*** Dataset excerpts ***

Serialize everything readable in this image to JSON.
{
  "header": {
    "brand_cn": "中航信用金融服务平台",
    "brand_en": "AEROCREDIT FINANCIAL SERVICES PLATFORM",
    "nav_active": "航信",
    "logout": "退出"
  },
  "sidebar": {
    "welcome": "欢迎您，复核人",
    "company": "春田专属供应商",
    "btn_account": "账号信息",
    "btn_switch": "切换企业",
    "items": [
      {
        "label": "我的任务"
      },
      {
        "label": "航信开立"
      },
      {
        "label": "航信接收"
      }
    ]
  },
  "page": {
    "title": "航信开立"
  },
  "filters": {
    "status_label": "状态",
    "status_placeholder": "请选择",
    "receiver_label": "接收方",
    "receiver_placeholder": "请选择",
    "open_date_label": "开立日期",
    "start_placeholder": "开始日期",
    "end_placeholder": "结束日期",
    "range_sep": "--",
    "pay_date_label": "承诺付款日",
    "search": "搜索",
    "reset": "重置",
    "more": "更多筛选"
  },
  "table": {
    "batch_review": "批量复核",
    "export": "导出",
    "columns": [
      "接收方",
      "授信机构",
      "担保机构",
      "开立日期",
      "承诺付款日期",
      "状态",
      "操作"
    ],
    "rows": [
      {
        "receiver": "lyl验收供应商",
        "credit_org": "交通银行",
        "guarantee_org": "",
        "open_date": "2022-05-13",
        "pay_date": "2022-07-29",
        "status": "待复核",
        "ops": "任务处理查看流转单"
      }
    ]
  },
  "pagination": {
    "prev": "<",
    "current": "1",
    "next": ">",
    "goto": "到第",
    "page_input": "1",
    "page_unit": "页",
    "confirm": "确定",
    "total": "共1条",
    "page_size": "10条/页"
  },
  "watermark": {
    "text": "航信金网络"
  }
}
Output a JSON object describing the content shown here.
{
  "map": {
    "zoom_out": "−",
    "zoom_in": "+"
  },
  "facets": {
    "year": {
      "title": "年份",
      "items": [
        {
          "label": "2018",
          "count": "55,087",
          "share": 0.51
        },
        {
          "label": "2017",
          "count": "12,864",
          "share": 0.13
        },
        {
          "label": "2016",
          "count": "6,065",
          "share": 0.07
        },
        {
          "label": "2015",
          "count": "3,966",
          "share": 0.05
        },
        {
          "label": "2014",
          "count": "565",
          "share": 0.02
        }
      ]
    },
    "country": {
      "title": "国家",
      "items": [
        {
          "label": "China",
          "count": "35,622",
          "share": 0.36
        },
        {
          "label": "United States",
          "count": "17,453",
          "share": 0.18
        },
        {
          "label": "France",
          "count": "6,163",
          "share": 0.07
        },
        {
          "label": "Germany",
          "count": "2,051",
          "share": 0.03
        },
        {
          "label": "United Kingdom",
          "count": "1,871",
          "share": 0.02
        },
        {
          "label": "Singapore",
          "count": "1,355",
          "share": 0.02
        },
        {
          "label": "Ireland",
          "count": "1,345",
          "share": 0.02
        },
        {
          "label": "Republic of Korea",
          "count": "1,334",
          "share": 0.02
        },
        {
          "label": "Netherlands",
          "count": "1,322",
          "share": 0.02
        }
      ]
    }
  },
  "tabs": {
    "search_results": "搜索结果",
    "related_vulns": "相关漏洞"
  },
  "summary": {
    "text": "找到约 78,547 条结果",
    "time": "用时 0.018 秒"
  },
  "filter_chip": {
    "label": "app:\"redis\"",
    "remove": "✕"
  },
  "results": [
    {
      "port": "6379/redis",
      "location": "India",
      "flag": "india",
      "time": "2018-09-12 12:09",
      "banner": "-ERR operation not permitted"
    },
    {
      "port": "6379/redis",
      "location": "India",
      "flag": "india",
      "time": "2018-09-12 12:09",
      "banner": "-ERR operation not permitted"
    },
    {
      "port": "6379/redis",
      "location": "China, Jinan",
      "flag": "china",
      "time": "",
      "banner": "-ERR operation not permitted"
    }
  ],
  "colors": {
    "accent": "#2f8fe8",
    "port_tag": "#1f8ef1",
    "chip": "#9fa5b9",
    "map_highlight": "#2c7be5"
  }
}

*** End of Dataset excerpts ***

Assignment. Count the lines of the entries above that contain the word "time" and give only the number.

Reply to the exercise. 4